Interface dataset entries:
******

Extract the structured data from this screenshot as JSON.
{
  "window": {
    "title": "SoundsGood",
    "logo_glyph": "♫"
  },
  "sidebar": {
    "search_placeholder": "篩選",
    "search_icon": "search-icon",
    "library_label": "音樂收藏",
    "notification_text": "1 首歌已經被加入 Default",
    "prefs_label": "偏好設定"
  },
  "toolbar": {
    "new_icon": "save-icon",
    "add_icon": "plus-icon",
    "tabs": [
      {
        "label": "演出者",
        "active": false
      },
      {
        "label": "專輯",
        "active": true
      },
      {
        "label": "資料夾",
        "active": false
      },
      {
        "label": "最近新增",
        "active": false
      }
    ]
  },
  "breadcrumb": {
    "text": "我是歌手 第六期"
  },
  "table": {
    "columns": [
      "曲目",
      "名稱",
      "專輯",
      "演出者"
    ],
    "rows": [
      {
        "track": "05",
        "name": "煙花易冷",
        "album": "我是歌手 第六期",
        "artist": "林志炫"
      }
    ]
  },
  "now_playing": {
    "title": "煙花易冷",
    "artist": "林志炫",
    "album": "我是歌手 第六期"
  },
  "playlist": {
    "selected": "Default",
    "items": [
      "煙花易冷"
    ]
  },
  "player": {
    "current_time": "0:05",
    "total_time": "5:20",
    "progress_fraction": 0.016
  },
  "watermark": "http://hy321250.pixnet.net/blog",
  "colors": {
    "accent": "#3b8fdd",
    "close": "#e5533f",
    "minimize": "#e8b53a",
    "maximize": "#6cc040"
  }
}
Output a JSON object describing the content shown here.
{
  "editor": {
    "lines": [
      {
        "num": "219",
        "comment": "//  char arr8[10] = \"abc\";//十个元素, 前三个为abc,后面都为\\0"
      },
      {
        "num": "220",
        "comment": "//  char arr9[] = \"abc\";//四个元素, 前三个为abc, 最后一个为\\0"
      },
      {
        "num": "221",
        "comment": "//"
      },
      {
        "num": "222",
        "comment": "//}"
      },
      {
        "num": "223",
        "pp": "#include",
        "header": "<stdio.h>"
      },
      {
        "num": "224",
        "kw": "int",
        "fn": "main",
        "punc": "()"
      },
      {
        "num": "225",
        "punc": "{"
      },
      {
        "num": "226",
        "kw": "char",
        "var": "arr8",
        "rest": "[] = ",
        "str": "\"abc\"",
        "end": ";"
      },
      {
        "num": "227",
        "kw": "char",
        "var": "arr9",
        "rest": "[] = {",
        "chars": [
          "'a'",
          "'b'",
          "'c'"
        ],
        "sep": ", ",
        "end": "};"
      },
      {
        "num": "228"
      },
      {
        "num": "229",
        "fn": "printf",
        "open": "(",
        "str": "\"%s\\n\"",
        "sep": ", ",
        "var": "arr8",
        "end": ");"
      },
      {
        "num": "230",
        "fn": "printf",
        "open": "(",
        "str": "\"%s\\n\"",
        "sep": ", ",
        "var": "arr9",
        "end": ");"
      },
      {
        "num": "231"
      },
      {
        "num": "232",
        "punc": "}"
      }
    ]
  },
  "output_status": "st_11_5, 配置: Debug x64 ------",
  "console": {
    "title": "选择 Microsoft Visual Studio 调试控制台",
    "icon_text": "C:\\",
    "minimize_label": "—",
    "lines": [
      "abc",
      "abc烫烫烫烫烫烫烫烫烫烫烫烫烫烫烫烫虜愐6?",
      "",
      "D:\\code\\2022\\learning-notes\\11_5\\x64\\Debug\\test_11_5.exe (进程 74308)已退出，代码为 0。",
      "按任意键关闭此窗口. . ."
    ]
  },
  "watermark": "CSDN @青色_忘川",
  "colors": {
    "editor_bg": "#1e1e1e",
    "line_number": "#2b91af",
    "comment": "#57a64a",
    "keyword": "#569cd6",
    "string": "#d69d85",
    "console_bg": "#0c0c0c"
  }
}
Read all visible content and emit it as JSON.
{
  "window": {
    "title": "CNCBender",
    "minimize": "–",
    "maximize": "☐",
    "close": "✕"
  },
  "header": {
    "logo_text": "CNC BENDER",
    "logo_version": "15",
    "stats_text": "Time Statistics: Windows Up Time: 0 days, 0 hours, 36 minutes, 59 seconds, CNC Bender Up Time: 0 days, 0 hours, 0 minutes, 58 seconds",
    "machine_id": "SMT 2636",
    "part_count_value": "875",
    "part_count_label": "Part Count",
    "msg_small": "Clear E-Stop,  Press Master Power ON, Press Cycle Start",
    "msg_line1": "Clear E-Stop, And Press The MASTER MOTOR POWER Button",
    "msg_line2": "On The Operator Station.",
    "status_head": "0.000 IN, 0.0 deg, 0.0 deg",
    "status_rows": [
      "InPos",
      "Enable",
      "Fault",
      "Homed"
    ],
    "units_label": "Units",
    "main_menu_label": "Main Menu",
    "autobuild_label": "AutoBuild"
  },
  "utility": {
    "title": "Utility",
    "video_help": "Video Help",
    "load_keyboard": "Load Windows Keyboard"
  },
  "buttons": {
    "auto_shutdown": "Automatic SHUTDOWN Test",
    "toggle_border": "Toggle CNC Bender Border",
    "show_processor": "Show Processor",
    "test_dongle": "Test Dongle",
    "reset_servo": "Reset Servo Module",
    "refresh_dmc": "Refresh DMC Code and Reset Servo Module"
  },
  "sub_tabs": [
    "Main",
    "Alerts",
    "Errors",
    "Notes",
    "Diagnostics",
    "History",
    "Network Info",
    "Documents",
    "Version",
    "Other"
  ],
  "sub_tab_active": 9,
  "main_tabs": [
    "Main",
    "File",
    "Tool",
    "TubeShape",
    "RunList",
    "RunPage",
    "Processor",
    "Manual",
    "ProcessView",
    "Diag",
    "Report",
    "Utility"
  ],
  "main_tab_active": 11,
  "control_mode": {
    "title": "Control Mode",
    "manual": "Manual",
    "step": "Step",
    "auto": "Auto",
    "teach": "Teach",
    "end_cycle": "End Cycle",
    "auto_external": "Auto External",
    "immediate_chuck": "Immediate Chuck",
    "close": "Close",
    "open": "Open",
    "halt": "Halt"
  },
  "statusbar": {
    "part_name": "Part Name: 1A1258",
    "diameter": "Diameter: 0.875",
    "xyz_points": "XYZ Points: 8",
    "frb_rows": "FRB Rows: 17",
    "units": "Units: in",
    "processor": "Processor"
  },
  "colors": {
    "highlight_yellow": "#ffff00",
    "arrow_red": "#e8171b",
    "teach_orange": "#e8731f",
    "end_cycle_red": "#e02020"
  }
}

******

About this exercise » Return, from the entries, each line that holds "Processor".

Answer below »
    "show_processor": "Show Processor",
    "Processor",
    "processor": "Processor"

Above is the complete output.